- **Material for this exercise**:

☆ ☆ ☆

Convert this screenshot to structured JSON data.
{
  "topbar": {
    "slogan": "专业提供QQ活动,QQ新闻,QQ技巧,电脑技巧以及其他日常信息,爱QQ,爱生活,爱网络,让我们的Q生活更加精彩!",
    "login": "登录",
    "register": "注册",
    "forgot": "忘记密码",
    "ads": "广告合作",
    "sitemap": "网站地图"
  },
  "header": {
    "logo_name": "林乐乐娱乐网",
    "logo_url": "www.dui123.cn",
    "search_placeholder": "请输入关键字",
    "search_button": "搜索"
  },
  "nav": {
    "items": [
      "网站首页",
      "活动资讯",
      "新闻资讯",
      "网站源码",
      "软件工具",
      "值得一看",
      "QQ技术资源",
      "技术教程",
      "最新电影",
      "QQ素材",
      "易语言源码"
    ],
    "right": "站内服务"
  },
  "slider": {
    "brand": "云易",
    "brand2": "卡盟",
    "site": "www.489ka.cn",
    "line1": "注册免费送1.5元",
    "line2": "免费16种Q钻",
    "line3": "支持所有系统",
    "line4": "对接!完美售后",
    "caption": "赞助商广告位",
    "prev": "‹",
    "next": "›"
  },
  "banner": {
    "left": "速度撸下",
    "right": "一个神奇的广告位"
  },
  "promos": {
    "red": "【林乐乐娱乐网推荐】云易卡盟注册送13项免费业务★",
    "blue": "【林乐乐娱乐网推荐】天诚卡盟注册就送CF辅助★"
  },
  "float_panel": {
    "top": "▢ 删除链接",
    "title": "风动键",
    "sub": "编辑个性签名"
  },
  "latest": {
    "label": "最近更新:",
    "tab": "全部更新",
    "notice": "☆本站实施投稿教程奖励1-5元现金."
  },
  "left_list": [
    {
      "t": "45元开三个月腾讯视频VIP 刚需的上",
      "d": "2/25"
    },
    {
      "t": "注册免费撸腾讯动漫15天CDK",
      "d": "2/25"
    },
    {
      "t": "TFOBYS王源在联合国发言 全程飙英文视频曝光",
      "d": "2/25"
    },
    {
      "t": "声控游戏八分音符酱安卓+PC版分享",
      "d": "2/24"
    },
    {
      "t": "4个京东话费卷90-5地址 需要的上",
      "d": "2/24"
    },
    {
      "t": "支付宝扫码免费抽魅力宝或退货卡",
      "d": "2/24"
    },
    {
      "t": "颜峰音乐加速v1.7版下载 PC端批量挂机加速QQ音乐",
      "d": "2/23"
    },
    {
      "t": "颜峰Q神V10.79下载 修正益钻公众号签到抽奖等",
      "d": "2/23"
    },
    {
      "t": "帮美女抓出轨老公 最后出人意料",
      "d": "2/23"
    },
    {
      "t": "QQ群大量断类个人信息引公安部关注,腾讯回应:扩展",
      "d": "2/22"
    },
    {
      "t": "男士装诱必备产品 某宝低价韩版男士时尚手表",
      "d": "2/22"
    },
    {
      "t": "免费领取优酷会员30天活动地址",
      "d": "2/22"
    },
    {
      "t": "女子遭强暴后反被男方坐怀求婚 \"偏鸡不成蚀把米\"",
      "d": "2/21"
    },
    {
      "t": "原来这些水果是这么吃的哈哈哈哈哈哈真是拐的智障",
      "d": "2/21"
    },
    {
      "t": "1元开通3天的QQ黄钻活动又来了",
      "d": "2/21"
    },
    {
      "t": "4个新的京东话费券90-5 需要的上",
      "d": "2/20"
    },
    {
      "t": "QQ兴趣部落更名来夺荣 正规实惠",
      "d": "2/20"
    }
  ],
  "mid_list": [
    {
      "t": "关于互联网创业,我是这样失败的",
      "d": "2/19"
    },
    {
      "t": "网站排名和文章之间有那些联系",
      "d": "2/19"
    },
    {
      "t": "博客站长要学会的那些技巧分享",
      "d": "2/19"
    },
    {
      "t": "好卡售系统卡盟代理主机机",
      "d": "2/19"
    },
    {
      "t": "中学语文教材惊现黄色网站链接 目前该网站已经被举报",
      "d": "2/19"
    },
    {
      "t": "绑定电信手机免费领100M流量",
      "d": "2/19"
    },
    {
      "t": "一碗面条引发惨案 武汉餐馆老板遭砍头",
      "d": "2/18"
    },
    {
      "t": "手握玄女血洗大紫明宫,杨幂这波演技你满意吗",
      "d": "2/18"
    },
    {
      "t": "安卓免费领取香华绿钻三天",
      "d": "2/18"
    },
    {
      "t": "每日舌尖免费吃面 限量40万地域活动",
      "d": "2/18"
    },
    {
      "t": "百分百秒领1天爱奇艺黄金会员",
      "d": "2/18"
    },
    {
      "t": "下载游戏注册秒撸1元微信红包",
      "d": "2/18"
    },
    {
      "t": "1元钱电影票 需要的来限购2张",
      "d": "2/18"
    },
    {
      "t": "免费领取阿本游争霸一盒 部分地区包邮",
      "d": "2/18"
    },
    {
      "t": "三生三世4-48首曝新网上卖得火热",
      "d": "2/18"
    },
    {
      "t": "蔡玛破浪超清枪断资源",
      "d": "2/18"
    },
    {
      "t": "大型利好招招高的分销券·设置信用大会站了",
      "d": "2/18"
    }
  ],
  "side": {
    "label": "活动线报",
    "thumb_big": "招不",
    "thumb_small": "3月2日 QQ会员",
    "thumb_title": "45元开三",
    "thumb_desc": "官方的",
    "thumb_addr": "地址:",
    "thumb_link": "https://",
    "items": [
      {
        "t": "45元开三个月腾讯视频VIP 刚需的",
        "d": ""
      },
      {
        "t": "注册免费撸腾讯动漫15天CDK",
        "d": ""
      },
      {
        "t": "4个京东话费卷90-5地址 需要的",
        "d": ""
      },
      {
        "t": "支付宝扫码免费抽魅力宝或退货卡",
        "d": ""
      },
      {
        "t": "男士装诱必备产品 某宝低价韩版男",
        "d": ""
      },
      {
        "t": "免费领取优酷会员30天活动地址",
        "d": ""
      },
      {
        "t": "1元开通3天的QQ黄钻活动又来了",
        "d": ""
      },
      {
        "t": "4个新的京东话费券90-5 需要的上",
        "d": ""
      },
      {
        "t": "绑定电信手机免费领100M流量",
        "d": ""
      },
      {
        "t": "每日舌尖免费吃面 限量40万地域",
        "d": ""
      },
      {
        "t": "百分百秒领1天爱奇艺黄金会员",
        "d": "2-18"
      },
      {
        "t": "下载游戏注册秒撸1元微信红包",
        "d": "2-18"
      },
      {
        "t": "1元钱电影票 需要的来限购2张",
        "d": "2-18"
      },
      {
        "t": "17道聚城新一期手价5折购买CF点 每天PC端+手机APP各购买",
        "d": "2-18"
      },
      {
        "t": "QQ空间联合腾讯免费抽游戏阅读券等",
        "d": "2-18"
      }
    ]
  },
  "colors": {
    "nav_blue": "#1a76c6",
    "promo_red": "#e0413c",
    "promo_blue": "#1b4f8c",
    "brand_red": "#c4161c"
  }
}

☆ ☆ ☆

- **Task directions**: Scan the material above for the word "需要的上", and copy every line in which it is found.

- **Response to the exercise**:
      "t": "4个京东话费卷90-5地址 需要的上",
      "t": "4个新的京东话费券90-5 需要的上",
        "t": "4个新的京东话费券90-5 需要的上",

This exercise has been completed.